“Human capital is the bedrock for municipal success,” Edward Glaeser, professor of economics at Harvard University and a ULI trustee, said in his keynote at ULI Netherlands’ Annual Conference in Amsterdam in May. His discussion focused on the key challenges and opportunities cities face, and how those affect regeneration. The author of Triumph of the City and a senior fellow at the Manhattan Institute, Glaeser’s work has centered on the determinants of city growth and the role of cities as centers of idea transmission.

The housing crisis in the United States illustrated the country’s extreme heterogeneity—some cities boomed in the 2000s, some went bust, and some areas’ housing prices were basically unaffected. One outlier was Detroit, which missed the boom but still got the bust, said Glaeser. Phoenix and Las Vegas were negative outliers that should have never had booms, considering their nearly unrestricted supply of land.

Much of the recent growth has been centered in dense areas on the East and West coasts. Within those metro areas, the places closest to the city center, which seemed in crisis in the 1970s, are now the most in-demand and most expensive. The pattern of rising density is universal. By definition, “Cities are the absence of physical space among people. It’s closeness,” Glaeser says.

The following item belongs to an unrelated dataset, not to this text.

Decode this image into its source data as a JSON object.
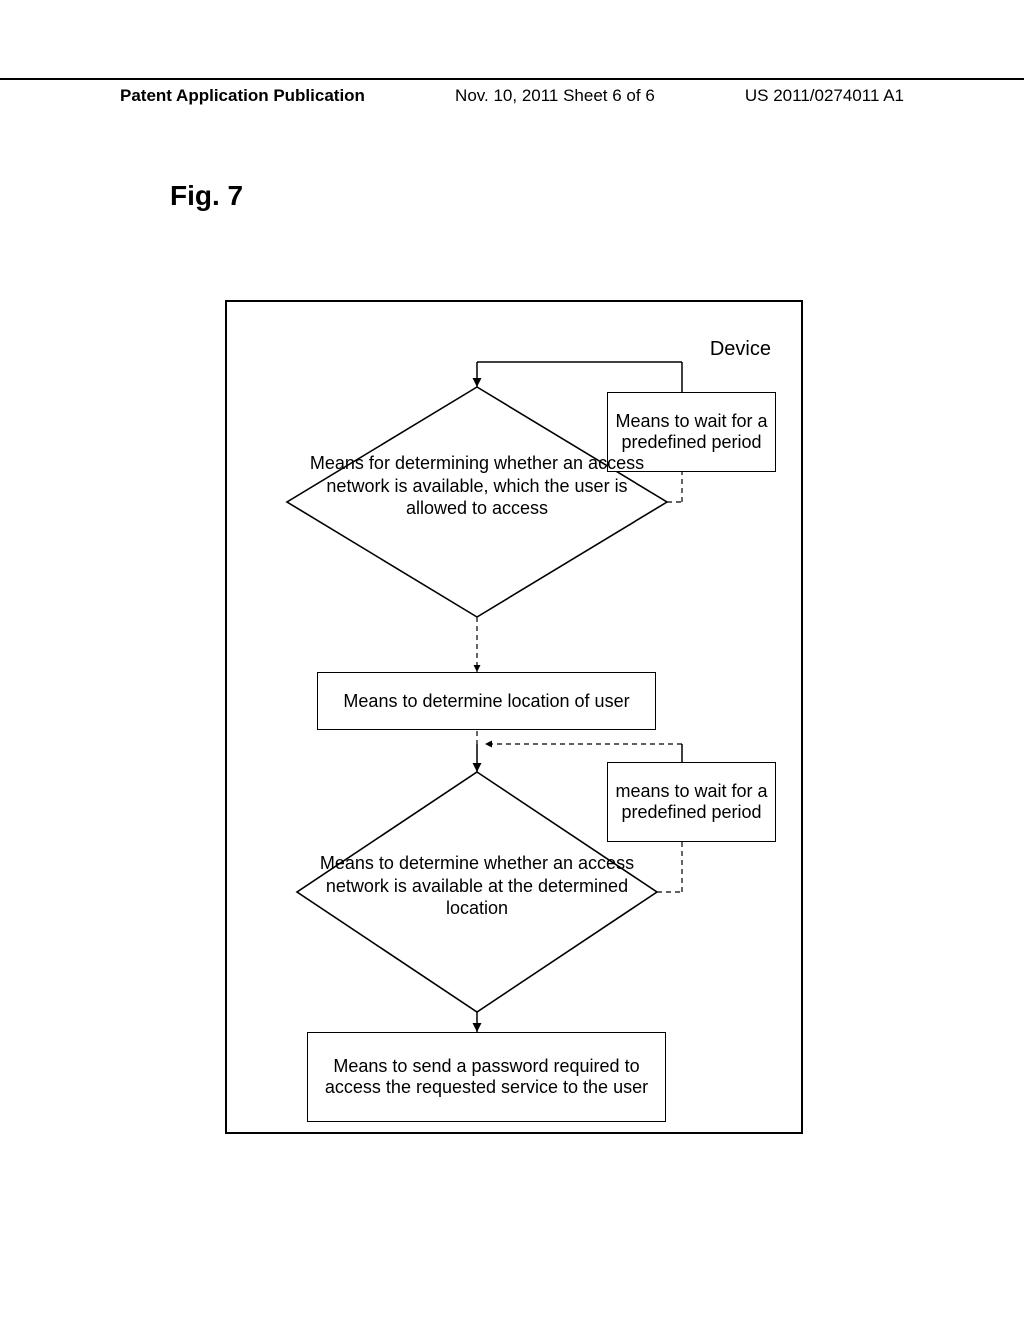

Technology has acted as both as a centripetal and a centrifugal force over humanity’s history with cities, both drawing people toward cities and pushing them away from them. One centripetal force: aqueducts. The promise of clean water helped people gather in close quarters. Also skyscrapers: adding more square footage of usable space to a single plot of land drove growth in cities in the late 19th and early 20th centuries.

But the 20th century as a whole was centrifugal. Radios and televisions spread us out, since we did not have to rely on being close to sources of information. Cars and highways killed urban industry, making it possible for manufacturing to relocate to cheaper land, trusting the workforce would follow the jobs.

“So why didn’t computers kill cities?” Glaeser asks. It’s a fair question: remote working has never been more possible, and productivity has never been higher. So why are more people flocking to urban areas than ever? “Cities are about exchanging ideas,” he says. The proximity of people to other people sparks ideas in a way that is impossible in remote areas.

The difference between how quickly New York City and Pittsburgh bounced back from their declines in traditional employment—respectively, the garment industry and the steel industry—can be attributed to the small-scale entrepreneurs who emerged from the garment industry. Steel workers were not as likely to reinvent their careers.

Seattle rose from the ashes with entrepreneurship that turned into giant corporations: Amazon, Starbucks, Microsoft. But Glaeser warns that chasing Amazon’s new headquarters is not a guarantee of future municipal health. “At the start of the 21st century, like the start of the 19th, success is built by smart people, small firms, and connections to the outside world,” he says.

But the rise of cities is heightening inequalities between metropolitan and nonmetropolitan areas. Where unemployment rates were approximately the same across major metro, secondary metro, and nonmetro areas in 1980, Glaeser said there is now a six-point difference in unemployment between major metro and nonmetro areas in the United States.

“Cities attract both rich people and poor people,” he says. “But cities don’t make room for new people. That’s the dilemma the urban resurgence has created.” The housing shortage is apparent in many already dense metro areas where building is expensive. We now need to think about where to place tall buildings that people actually want to live in. “Building up is not the enemy. It’s a friend to the environment,” he says.